RECORD EXCERPTS: Begin
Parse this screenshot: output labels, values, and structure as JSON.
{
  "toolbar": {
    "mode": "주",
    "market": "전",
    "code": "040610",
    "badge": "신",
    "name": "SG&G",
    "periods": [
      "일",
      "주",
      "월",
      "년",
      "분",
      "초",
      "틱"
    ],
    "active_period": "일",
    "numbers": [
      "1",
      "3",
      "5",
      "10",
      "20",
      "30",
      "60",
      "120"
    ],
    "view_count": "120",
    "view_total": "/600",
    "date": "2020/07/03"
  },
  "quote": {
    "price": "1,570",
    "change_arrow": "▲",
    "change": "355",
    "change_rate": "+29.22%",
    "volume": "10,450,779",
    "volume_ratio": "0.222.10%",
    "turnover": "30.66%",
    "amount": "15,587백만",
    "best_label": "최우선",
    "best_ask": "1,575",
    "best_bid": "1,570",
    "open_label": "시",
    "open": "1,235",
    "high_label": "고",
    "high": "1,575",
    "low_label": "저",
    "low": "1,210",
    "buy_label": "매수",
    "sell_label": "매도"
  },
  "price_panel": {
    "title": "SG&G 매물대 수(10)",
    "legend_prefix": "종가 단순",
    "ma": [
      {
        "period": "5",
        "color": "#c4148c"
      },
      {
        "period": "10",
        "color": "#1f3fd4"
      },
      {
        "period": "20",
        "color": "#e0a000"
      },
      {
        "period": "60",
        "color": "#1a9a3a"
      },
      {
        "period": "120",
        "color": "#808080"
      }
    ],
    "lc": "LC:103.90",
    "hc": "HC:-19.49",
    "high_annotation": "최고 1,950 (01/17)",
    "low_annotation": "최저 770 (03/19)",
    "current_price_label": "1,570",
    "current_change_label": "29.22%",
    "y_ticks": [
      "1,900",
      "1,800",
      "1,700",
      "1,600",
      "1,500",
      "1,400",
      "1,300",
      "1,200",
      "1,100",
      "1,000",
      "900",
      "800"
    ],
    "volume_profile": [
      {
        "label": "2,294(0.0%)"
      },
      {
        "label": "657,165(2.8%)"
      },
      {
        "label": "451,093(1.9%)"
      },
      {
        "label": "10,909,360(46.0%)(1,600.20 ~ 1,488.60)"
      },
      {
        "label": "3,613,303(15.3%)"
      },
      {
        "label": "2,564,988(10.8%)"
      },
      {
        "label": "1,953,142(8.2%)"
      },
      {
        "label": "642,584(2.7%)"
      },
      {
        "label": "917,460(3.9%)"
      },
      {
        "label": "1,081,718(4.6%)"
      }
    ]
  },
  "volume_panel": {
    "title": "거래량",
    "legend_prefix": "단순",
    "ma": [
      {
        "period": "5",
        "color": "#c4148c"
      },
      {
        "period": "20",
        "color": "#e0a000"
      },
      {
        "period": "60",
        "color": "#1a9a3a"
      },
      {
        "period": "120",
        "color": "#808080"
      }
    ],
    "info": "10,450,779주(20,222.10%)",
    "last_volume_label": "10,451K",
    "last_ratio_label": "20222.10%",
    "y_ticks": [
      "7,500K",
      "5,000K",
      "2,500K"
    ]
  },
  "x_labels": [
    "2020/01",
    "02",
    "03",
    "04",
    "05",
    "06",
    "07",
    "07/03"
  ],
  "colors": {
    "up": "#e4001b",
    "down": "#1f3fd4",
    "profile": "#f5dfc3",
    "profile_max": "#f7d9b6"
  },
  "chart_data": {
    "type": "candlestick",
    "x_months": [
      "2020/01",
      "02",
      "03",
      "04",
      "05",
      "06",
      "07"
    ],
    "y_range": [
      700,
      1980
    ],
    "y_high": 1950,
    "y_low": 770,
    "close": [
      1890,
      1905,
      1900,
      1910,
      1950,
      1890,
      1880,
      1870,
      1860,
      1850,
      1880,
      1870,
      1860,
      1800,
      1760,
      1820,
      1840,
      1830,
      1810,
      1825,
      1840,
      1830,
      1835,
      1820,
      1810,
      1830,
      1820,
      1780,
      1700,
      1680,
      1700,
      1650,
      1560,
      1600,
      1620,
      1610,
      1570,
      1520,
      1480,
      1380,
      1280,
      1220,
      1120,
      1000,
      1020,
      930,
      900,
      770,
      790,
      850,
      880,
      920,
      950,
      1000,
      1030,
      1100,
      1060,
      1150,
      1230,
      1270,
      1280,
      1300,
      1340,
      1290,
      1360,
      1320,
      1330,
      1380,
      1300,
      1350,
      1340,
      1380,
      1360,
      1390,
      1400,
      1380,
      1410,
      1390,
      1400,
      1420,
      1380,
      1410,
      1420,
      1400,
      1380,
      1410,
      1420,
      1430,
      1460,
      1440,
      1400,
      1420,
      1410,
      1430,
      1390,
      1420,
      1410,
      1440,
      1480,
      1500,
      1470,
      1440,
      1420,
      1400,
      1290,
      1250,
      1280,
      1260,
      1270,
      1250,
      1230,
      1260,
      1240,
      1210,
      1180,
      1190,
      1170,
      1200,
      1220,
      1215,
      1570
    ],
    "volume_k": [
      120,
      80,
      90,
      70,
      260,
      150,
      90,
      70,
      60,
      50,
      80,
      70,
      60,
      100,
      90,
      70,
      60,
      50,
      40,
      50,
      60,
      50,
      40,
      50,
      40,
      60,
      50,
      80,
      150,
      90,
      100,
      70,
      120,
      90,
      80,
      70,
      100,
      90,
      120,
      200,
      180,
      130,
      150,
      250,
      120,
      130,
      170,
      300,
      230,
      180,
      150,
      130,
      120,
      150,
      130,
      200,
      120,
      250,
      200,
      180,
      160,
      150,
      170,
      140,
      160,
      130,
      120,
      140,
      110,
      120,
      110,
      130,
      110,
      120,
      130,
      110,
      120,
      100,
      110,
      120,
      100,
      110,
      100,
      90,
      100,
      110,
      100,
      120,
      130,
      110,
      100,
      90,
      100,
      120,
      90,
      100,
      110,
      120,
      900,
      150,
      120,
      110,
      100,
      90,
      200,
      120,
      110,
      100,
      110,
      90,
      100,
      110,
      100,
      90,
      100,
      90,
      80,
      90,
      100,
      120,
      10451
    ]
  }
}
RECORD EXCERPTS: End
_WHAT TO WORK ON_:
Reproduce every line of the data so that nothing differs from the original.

_WRITTEN REPLY_:
Parse this screenshot: output labels, values, and structure as JSON.
{
  "toolbar": {
    "mode": "주",
    "market": "전",
    "code": "040610",
    "badge": "신",
    "name": "SG&G",
    "periods": [
      "일",
      "주",
      "월",
      "년",
      "분",
      "초",
      "틱"
    ],
    "active_period": "일",
    "numbers": [
      "1",
      "3",
      "5",
      "10",
      "20",
      "30",
      "60",
      "120"
    ],
    "view_count": "120",
    "view_total": "/600",
    "date": "2020/07/03"
  },
  "quote": {
    "price": "1,570",
    "change_arrow": "▲",
    "change": "355",
    "change_rate": "+29.22%",
    "volume": "10,450,779",
    "volume_ratio": "0.222.10%",
    "turnover": "30.66%",
    "amount": "15,587백만",
    "best_label": "최우선",
    "best_ask": "1,575",
    "best_bid": "1,570",
    "open_label": "시",
    "open": "1,235",
    "high_label": "고",
    "high": "1,575",
    "low_label": "저",
    "low": "1,210",
    "buy_label": "매수",
    "sell_label": "매도"
  },
  "price_panel": {
    "title": "SG&G 매물대 수(10)",
    "legend_prefix": "종가 단순",
    "ma": [
      {
        "period": "5",
        "color": "#c4148c"
      },
      {
        "period": "10",
        "color": "#1f3fd4"
      },
      {
        "period": "20",
        "color": "#e0a000"
      },
      {
        "period": "60",
        "color": "#1a9a3a"
      },
      {
        "period": "120",
        "color": "#808080"
      }
    ],
    "lc": "LC:103.90",
    "hc": "HC:-19.49",
    "high_annotation": "최고 1,950 (01/17)",
    "low_annotation": "최저 770 (03/19)",
    "current_price_label": "1,570",
    "current_change_label": "29.22%",
    "y_ticks": [
      "1,900",
      "1,800",
      "1,700",
      "1,600",
      "1,500",
      "1,400",
      "1,300",
      "1,200",
      "1,100",
      "1,000",
      "900",
      "800"
    ],
    "volume_profile": [
      {
        "label": "2,294(0.0%)"
      },
      {
        "label": "657,165(2.8%)"
      },
      {
        "label": "451,093(1.9%)"
      },
      {
        "label": "10,909,360(46.0%)(1,600.20 ~ 1,488.60)"
      },
      {
        "label": "3,613,303(15.3%)"
      },
      {
        "label": "2,564,988(10.8%)"
      },
      {
        "label": "1,953,142(8.2%)"
      },
      {
        "label": "642,584(2.7%)"
      },
      {
        "label": "917,460(3.9%)"
      },
      {
        "label": "1,081,718(4.6%)"
      }
    ]
  },
  "volume_panel": {
    "title": "거래량",
    "legend_prefix": "단순",
    "ma": [
      {
        "period": "5",
        "color": "#c4148c"
      },
      {
        "period": "20",
        "color": "#e0a000"
      },
      {
        "period": "60",
        "color": "#1a9a3a"
      },
      {
        "period": "120",
        "color": "#808080"
      }
    ],
    "info": "10,450,779주(20,222.10%)",
    "last_volume_label": "10,451K",
    "last_ratio_label": "20222.10%",
    "y_ticks": [
      "7,500K",
      "5,000K",
      "2,500K"
    ]
  },
  "x_labels": [
    "2020/01",
    "02",
    "03",
    "04",
    "05",
    "06",
    "07",
    "07/03"
  ],
  "colors": {
    "up": "#e4001b",
    "down": "#1f3fd4",
    "profile": "#f5dfc3",
    "profile_max": "#f7d9b6"
  },
  "chart_data": {
    "type": "candlestick",
    "x_months": [
      "2020/01",
      "02",
      "03",
      "04",
      "05",
      "06",
      "07"
    ],
    "y_range": [
      700,
      1980
    ],
    "y_high": 1950,
    "y_low": 770,
    "close": [
      1890,
      1905,
      1900,
      1910,
      1950,
      1890,
      1880,
      1870,
      1860,
      1850,
      1880,
      1870,
      1860,
      1800,
      1760,
      1820,
      1840,
      1830,
      1810,
      1825,
      1840,
      1830,
      1835,
      1820,
      1810,
      1830,
      1820,
      1780,
      1700,
      1680,
      1700,
      1650,
      1560,
      1600,
      1620,
      1610,
      1570,
      1520,
      1480,
      1380,
      1280,
      1220,
      1120,
      1000,
      1020,
      930,
      900,
      770,
      790,
      850,
      880,
      920,
      950,
      1000,
      1030,
      1100,
      1060,
      1150,
      1230,
      1270,
      1280,
      1300,
      1340,
      1290,
      1360,
      1320,
      1330,
      1380,
      1300,
      1350,
      1340,
      1380,
      1360,
      1390,
      1400,
      1380,
      1410,
      1390,
      1400,
      1420,
      1380,
      1410,
      1420,
      1400,
      1380,
      1410,
      1420,
      1430,
      1460,
      1440,
      1400,
      1420,
      1410,
      1430,
      1390,
      1420,
      1410,
      1440,
      1480,
      1500,
      1470,
      1440,
      1420,
      1400,
      1290,
      1250,
      1280,
      1260,
      1270,
      1250,
      1230,
      1260,
      1240,
      1210,
      1180,
      1190,
      1170,
      1200,
      1220,
      1215,
      1570
    ],
    "volume_k": [
      120,
      80,
      90,
      70,
      260,
      150,
      90,
      70,
      60,
      50,
      80,
      70,
      60,
      100,
      90,
      70,
      60,
      50,
      40,
      50,
      60,
      50,
      40,
      50,
      40,
      60,
      50,
      80,
      150,
      90,
      100,
      70,
      120,
      90,
      80,
      70,
      100,
      90,
      120,
      200,
      180,
      130,
      150,
      250,
      120,
      130,
      170,
      300,
      230,
      180,
      150,
      130,
      120,
      150,
      130,
      200,
      120,
      250,
      200,
      180,
      160,
      150,
      170,
      140,
      160,
      130,
      120,
      140,
      110,
      120,
      110,
      130,
      110,
      120,
      130,
      110,
      120,
      100,
      110,
      120,
      100,
      110,
      100,
      90,
      100,
      110,
      100,
      120,
      130,
      110,
      100,
      90,
      100,
      120,
      90,
      100,
      110,
      120,
      900,
      150,
      120,
      110,
      100,
      90,
      200,
      120,
      110,
      100,
      110,
      90,
      100,
      110,
      100,
      90,
      100,
      90,
      80,
      90,
      100,
      120,
      10451
    ]
  }
}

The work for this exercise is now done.